Sunday, April 7, 2019

Keith Sonnier: "Until Today"

In late 1960s New York, some cutting edge young artists began making waves by using industrial and ephemeral materials in surprising new ways. They were called “post-minimalists,” and artists from this area were were prominent among them. In 1977, the New Orleans Museum of Art staged an iconic exhibition, "Five from Louisiana," featuring work by Lynda Benglis, Tina Girouard, Richard Landry, Robert Rauschenberg and Keith Sonnier. While Benglis and Rauschenberg became American art titans, Sonnier became widely acclaimed in Europe for his architectural neon installations. "Until Today" features a range of the Grand Mamou, Louisiana, native's neon sculpture among more experimental media such as Fluorescent Room 1970 - 2019, above right, as well as performance art and video. Building on the 2018 iteration of “Until Today” at the Parrish Art Museum in New York with work from NOMA's collection, this show is Sonnier's largest museum survey to date.
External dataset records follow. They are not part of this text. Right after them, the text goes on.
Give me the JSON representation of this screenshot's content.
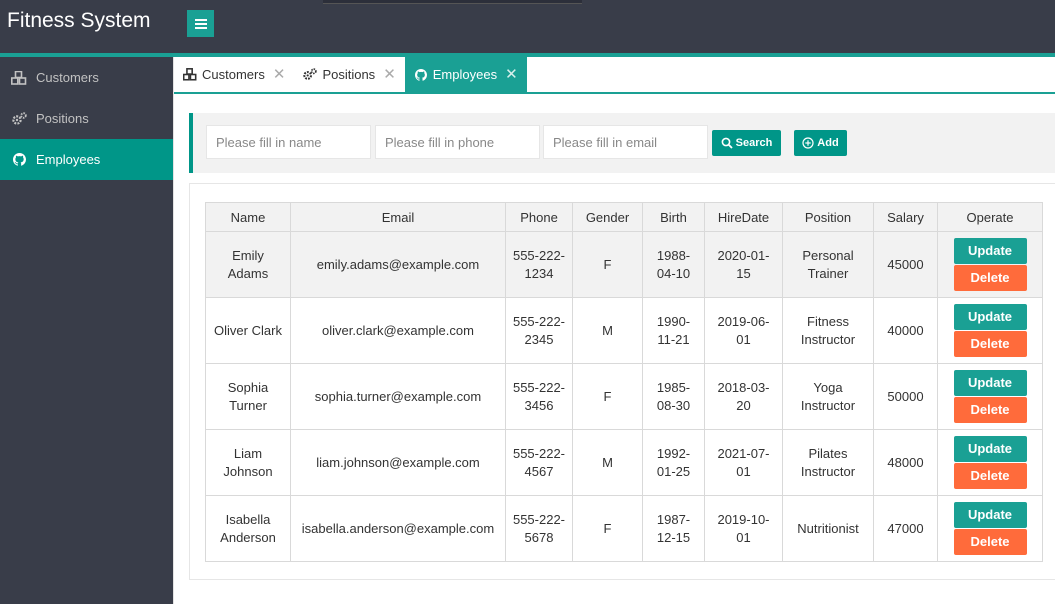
{
  "app": {
    "title": "Fitness System"
  },
  "sidebar": {
    "items": [
      {
        "label": "Customers",
        "icon": "cubes-icon"
      },
      {
        "label": "Positions",
        "icon": "gears-icon"
      },
      {
        "label": "Employees",
        "icon": "github-icon",
        "active": true
      }
    ]
  },
  "tabs": [
    {
      "label": "Customers",
      "icon": "cubes-icon"
    },
    {
      "label": "Positions",
      "icon": "gears-icon"
    },
    {
      "label": "Employees",
      "icon": "github-icon",
      "active": true
    }
  ],
  "search": {
    "name_placeholder": "Please fill in name",
    "phone_placeholder": "Please fill in phone",
    "email_placeholder": "Please fill in email",
    "search_label": "Search",
    "add_label": "Add"
  },
  "table": {
    "columns": [
      "Name",
      "Email",
      "Phone",
      "Gender",
      "Birth",
      "HireDate",
      "Position",
      "Salary",
      "Operate"
    ],
    "update_label": "Update",
    "delete_label": "Delete",
    "rows": [
      {
        "name": "Emily Adams",
        "email": "emily.adams@example.com",
        "phone": "555-222-1234",
        "gender": "F",
        "birth": "1988-04-10",
        "hire": "2020-01-15",
        "position": "Personal Trainer",
        "salary": "45000"
      },
      {
        "name": "Oliver Clark",
        "email": "oliver.clark@example.com",
        "phone": "555-222-2345",
        "gender": "M",
        "birth": "1990-11-21",
        "hire": "2019-06-01",
        "position": "Fitness Instructor",
        "salary": "40000"
      },
      {
        "name": "Sophia Turner",
        "email": "sophia.turner@example.com",
        "phone": "555-222-3456",
        "gender": "F",
        "birth": "1985-08-30",
        "hire": "2018-03-20",
        "position": "Yoga Instructor",
        "salary": "50000"
      },
      {
        "name": "Liam Johnson",
        "email": "liam.johnson@example.com",
        "phone": "555-222-4567",
        "gender": "M",
        "birth": "1992-01-25",
        "hire": "2021-07-01",
        "position": "Pilates Instructor",
        "salary": "48000"
      },
      {
        "name": "Isabella Anderson",
        "email": "isabella.anderson@example.com",
        "phone": "555-222-5678",
        "gender": "F",
        "birth": "1987-12-15",
        "hire": "2019-10-01",
        "position": "Nutritionist",
        "salary": "47000"
      }
    ]
  },
  "colors": {
    "header": "#393d49",
    "accent": "#009688",
    "update": "#1aa094",
    "delete": "#ff6b3b"
  }
}
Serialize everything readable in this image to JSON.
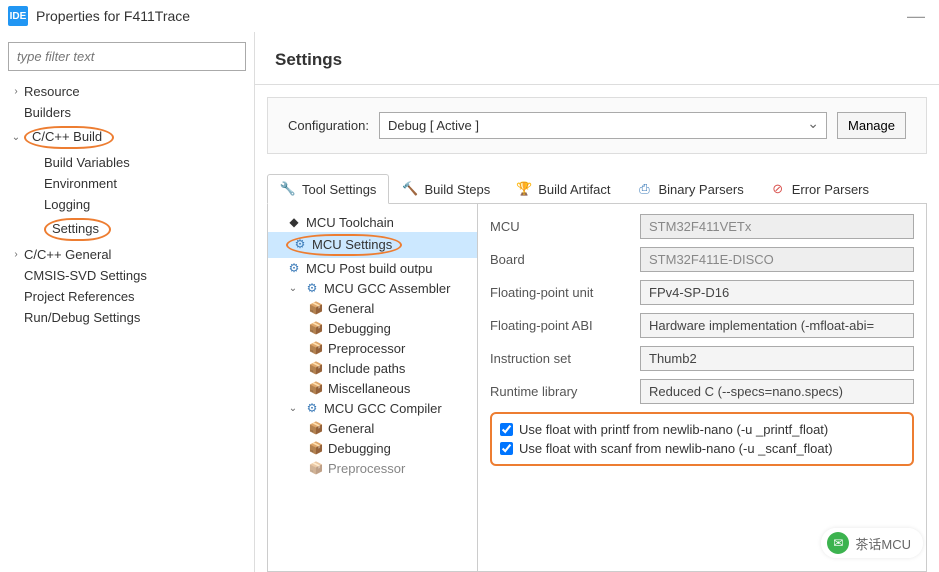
{
  "window": {
    "title": "Properties for F411Trace",
    "logo": "IDE"
  },
  "filter": {
    "placeholder": "type filter text"
  },
  "nav": {
    "resource": "Resource",
    "builders": "Builders",
    "ccpp_build": "C/C++ Build",
    "build_vars": "Build Variables",
    "environment": "Environment",
    "logging": "Logging",
    "settings": "Settings",
    "ccpp_general": "C/C++ General",
    "cmsis": "CMSIS-SVD Settings",
    "proj_refs": "Project References",
    "run_debug": "Run/Debug Settings"
  },
  "header": {
    "title": "Settings"
  },
  "config": {
    "label": "Configuration:",
    "value": "Debug  [ Active ]",
    "manage": "Manage"
  },
  "tabs": {
    "tool_settings": "Tool Settings",
    "build_steps": "Build Steps",
    "build_artifact": "Build Artifact",
    "binary_parsers": "Binary Parsers",
    "error_parsers": "Error Parsers"
  },
  "tool_tree": {
    "mcu_toolchain": "MCU Toolchain",
    "mcu_settings": "MCU Settings",
    "mcu_post": "MCU Post build outpu",
    "gcc_asm": "MCU GCC Assembler",
    "general": "General",
    "debugging": "Debugging",
    "preprocessor": "Preprocessor",
    "include_paths": "Include paths",
    "misc": "Miscellaneous",
    "gcc_comp": "MCU GCC Compiler",
    "general2": "General",
    "debugging2": "Debugging",
    "preprocessor2": "Preprocessor"
  },
  "form": {
    "mcu_label": "MCU",
    "mcu_val": "STM32F411VETx",
    "board_label": "Board",
    "board_val": "STM32F411E-DISCO",
    "fpu_label": "Floating-point unit",
    "fpu_val": "FPv4-SP-D16",
    "fabi_label": "Floating-point ABI",
    "fabi_val": "Hardware implementation (-mfloat-abi=",
    "inst_label": "Instruction set",
    "inst_val": "Thumb2",
    "runtime_label": "Runtime library",
    "runtime_val": "Reduced C (--specs=nano.specs)",
    "chk_printf": "Use float with printf from newlib-nano (-u _printf_float)",
    "chk_scanf": "Use float with scanf from newlib-nano (-u _scanf_float)"
  },
  "watermark": "茶话MCU"
}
His entry hall “Passage Azur” installation is somehow simultaneously minimal and festive. Inspired by India's carnivalesque “Holi” spring festival, its long, spindly tubes of colorful neon recall colorfully gestural afterimages left by sparklers waved by children in the night. More minimal, yet mystically buoyant, is his 1969 “Ba-O-Ba” installation, top, of large gray glass panels with trimmed with richly muted neon amid ambient reflections. Named after the Haitian term for “the effect of moonlight on the skin,” “Ba-O-Ba” harks to Sonnier's childhood memories of foggy nights in Mamou where the glistening mists were made luminous by moonlight and neon from the dance halls on the highway. This state's odd mix of intense nature interspersed with intense industrial and commercial intrusions is suggested in his 1994 “Catahoula,” a kind of steel and neon teepee like something a tribe if postindustrial pygmies might have concocted, or his 1998 “Syzygy,” an industrial antenna transformed by neon into a glowing otherworldly artifact. His playful 1968 “Incandescent Wrapping II” suggests a pair of googly eyes peering out from a wall-size plate of glowing multicolored spaghetti, but his more minimal 2015 “Rectangle Dyptich,” above utilizes architectural glass with lightning-like neon traceries. Here again, nature and culture collide, and then somehow seem to get together and throw a party. ~Bookhardt / Keith Sonnier: Until Today, Through June 2, New Orleans Museum of Art, City Park, 658-4100.